|Drawing a molecule with ChemicaElectrica Gateway|
|The following tutorial will teach you the basics of drawing a molecule with ChemicaElectrica Gateway.
Example 1: Drawing myclobutanil
Myclobutanil (a fungicide) is a fairly typical small molecule pesticide. We start with the blank screen. If there is a molecule already on the screen you can delete it by hitting the Clear Button on the lower left part of the screen. If you want to keep the molecule on the screen and draw myclobutanil as a second molecule hit the New Mol Button on the top of the screen.
We will draw in the cyano group first. We could have started with any part of the molecule.
1. Click on the N button on the left part of the screen (this selects the element nitrogen. Carbon is the default.)
2. Click on the drawing portion of the screen any where. The letter N will appear. Note the blue information box near the top of the screen tells you what clicking on the drawing screen will do.
3. Click on the "3" button near the left of the screen (this selects triple bonds)
4. Click on the "C" button on the left of the screen (this selects carbon)
5. Click on the N character depicted in the middle of the screen. This adds the triple bonded carbon to the nitrogen. You should now have the molecule depicted in the next illustration.
Note: If you make a mistake you can use the Delete and Change buttons on the left to erase or change an atom. To delete an atom simply hit Delete, then click on an atom. Remember then to click on "Add" afterwards, or you will also delete the next atom you click on. To change an atom from C to N you would click on "Change" then click on the "N" button, then click on the carbon atom in the drawing. To change a bond from single to double you would click on "Change" then "2" then click on the two ends of the bond in the drawing.
|Next we will add a single bonded carbon and a benzene ring.
4. Click on the "1" button at left (this sets the bond to single. We do not need to click on the C button since we already have selected carbon.
5. Click on the triple bonded C near the center of the screen.
6. To add a phenyl ring to the carbon we just added, click on the Ring button at the left of the screen. Then select benzene or phenyl off the list that appears.
7. When prompted click on any carbon in the benzene ring and also click on the carbon we just attached to the cyano group. Hit the "Center" button on the top of the screen. The molecule below should have appeared on your screen.

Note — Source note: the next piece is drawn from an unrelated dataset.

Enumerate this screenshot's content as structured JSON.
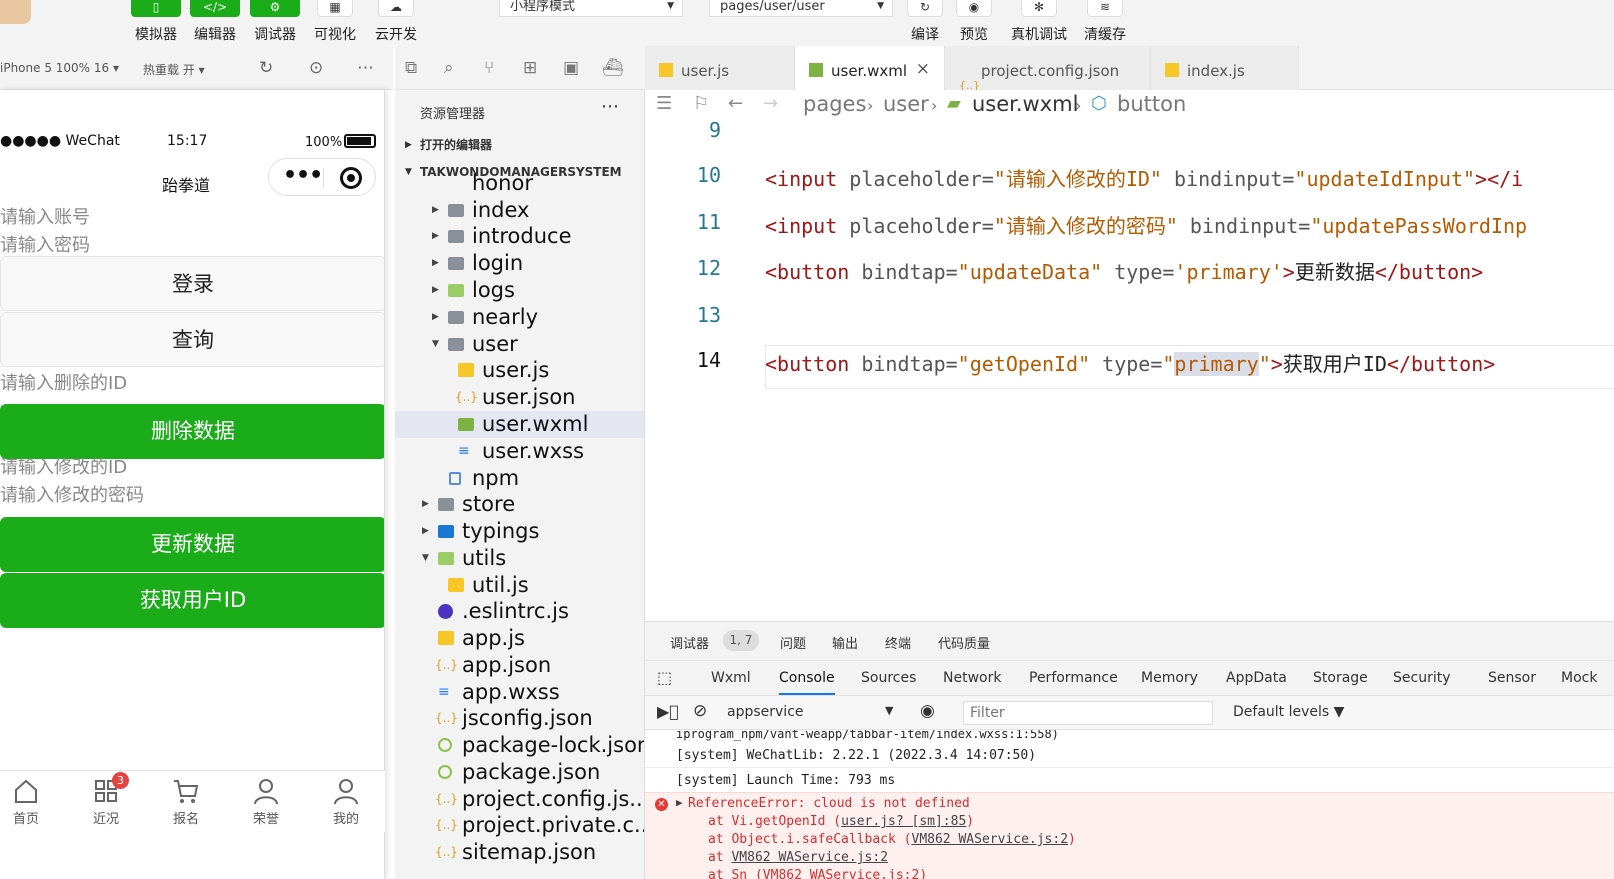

|Note that clicking on the Connect button at the top will join two molecules or complete a ring that you draw one atom at a time similar to how you just connected the phenyl ring to the carbon.

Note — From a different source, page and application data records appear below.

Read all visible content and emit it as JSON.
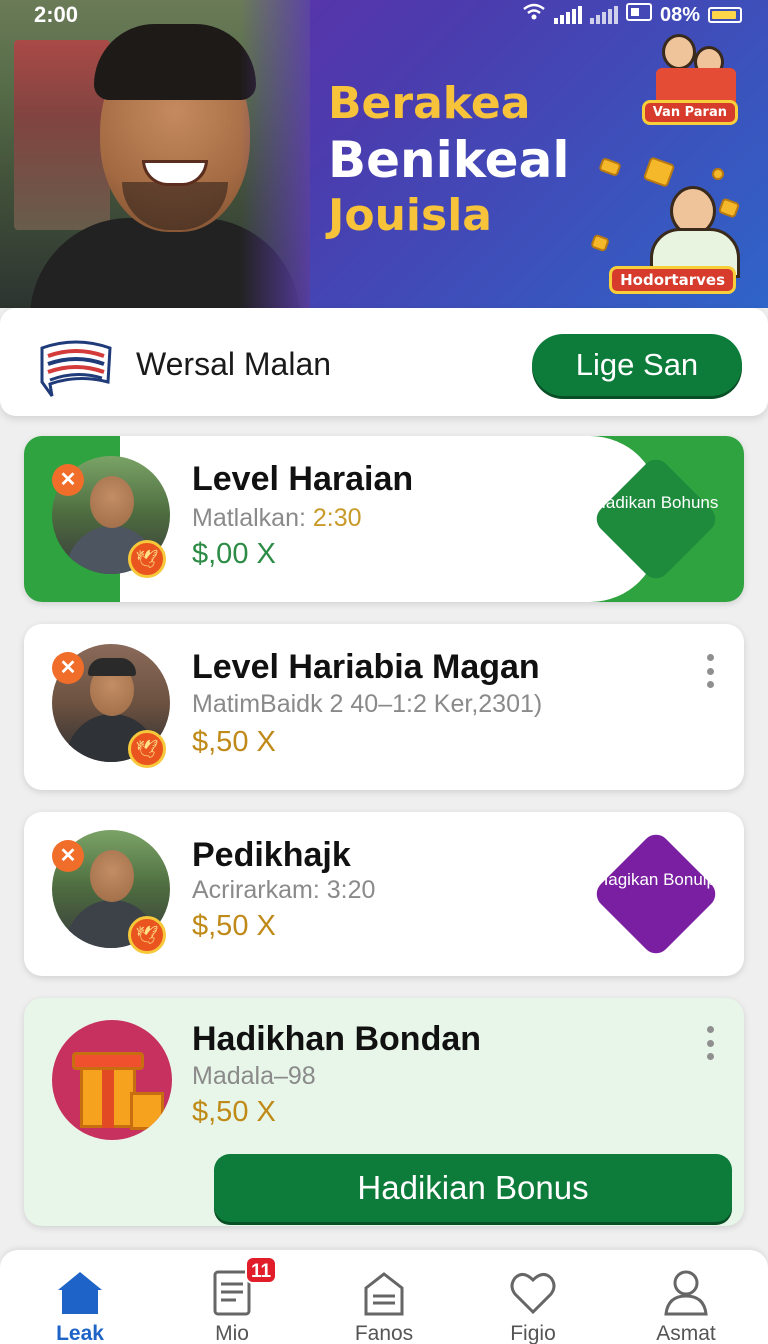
{
  "status_bar": {
    "time": "2:00",
    "battery": "08%"
  },
  "hero": {
    "title_lines": [
      "Berakea",
      "Benikeal",
      "Jouisla"
    ],
    "tag_top": "Van Paran",
    "tag_bottom": "Hodortarves"
  },
  "promo": {
    "name": "Wersal Malan",
    "button": "Lige San"
  },
  "cards": [
    {
      "title": "Level Haraian",
      "subtitle_prefix": "Matlalkan: ",
      "subtitle_value": "2:30",
      "price": "$,00 X",
      "badge": "Hadikan Bohuns"
    },
    {
      "title": "Level Hariabia Magan",
      "subtitle": "MatimBaidk 2 40–1:2  Ker,2301)",
      "price": "$,50 X"
    },
    {
      "title": "Pedikhajk",
      "subtitle": "Acrirarkam: 3:20",
      "price": "$,50 X",
      "badge": "Hagikan Bonuip"
    },
    {
      "title": "Hadikhan Bondan",
      "subtitle": "Madala–98",
      "price": "$,50 X",
      "button": "Hadikian Bonus"
    }
  ],
  "bottom_nav": [
    {
      "label": "Leak",
      "icon": "home-icon",
      "active": true
    },
    {
      "label": "Mio",
      "icon": "document-icon",
      "badge": "11"
    },
    {
      "label": "Fanos",
      "icon": "inbox-icon"
    },
    {
      "label": "Figio",
      "icon": "heart-icon"
    },
    {
      "label": "Asmat",
      "icon": "person-icon"
    }
  ],
  "colors": {
    "accent_green": "#0d7c3a",
    "card_green": "#2fa33f",
    "purple": "#7a1fa2",
    "nav_active": "#1e64c8",
    "gold": "#c08a18"
  }
}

Now we will add the rest of the aliphatic carbons to the molecule. Since we have already selected C and 1 (carbon and single bond) we do not have to click on these buttons again.
8. Click on the single bonded carbon between the benzene ring and the cyano group. This adds a single bonded carbon. Click on this same atom again. This carbon now should have two methyl groups, a benzene ring and a cyano group attached to it. Click on one of the methyl groups to turn it into an ethyl group. Click on the terminus of the ethyl group to make it a propyl group. Click on the terminus to make the propyl group a butyl group. You should have obtained the drawing pictured below. If the drawing goes off screen you can hit the "Center" button or the "Z90" (rotate 90 degrees) button to continue drawing. You can also hit the "Scale" button to make the molecule appear larger or smaller (this does not change the bond lengths or atomic radii, just the scale of the drawing.)

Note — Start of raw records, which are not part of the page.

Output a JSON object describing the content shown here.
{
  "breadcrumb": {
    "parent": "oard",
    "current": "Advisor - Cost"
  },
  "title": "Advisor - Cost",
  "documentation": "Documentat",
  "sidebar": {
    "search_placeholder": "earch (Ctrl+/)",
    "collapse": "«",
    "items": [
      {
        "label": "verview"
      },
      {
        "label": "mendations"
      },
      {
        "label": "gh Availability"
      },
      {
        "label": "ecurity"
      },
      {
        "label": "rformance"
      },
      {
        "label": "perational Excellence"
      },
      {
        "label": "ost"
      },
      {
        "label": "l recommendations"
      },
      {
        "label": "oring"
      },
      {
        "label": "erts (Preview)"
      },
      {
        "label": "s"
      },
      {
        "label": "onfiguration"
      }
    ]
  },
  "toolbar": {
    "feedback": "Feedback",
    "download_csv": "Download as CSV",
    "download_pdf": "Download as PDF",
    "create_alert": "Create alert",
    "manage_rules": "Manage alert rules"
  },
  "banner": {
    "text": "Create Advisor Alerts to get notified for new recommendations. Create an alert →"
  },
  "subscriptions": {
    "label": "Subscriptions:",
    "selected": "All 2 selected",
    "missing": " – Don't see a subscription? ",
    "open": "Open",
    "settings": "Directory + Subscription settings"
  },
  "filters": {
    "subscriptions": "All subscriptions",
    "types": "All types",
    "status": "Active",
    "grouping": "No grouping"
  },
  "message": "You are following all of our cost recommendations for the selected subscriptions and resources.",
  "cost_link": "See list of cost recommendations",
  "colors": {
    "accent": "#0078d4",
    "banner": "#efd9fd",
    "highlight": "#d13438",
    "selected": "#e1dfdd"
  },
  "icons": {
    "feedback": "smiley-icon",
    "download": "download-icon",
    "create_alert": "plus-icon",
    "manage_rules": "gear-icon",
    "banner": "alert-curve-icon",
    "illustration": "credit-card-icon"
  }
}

Note: you can rotate this 3-d drawing by holding down the right mouse button and dragging the mouse around.
Note: This molecule has stereochemistry (4 different attachments to the second carbon we drew.) Since there is only one stereocenter you can change to the other isomer by going to the Geometry window and selecting "Mirror." If there is more than one stereocenter you can go to the Geometry window and select "Invert" then click on the atom you want to invert.
|Finally we are going to add a triazole ring and add hydrogens to our molecule.
9. Click on the Rings button again, and select triazole from the list that appears. Click on the methyl group and the single bonded N in the triazole ring.
If you wanted to do a similarity search or a substructure search this may be enough. A substructure search (button at upper left) should not find any molecule except myclobutanil at this point.
10. To add hydrogens to this molecule, click on the H button twice, then hit Yes in the box that appears. Hit the Center button. Rotate the molecule with the right mouse button to whatever view suits you.
If your molecule looks like the one below, you have drawn myclocutanil.
|This molecule is in a fairly high energy state. To minimize the energy (obtain a conformation of the molecule that is more likely to be present at any given point in time in the real world) click on the Minimize button. This brings up a box with two choices. If you don't care if the program changes the sterochemistry hit the Global minimizer (with myclobutanil we can get the other isomer by clicking on Geometry and selecting Mirror, so we probably don't care in this case.) If you have numerous stereocenters you have worked hours on, select "Normal" MM2. MM2 is Allinger's standard classical mechanics program. ChemicaElectrica also comes with a second method for minimizing molecules: MOPAC version 6. This is J. Stewart's public domain semi-empirical quantum mechanics program developed at the US Air Force Academy. Before minimizing a molecule with MOPAC you should first minimize it with MM2, or MOPAC is likely to have problems achieving a minimized geometry.|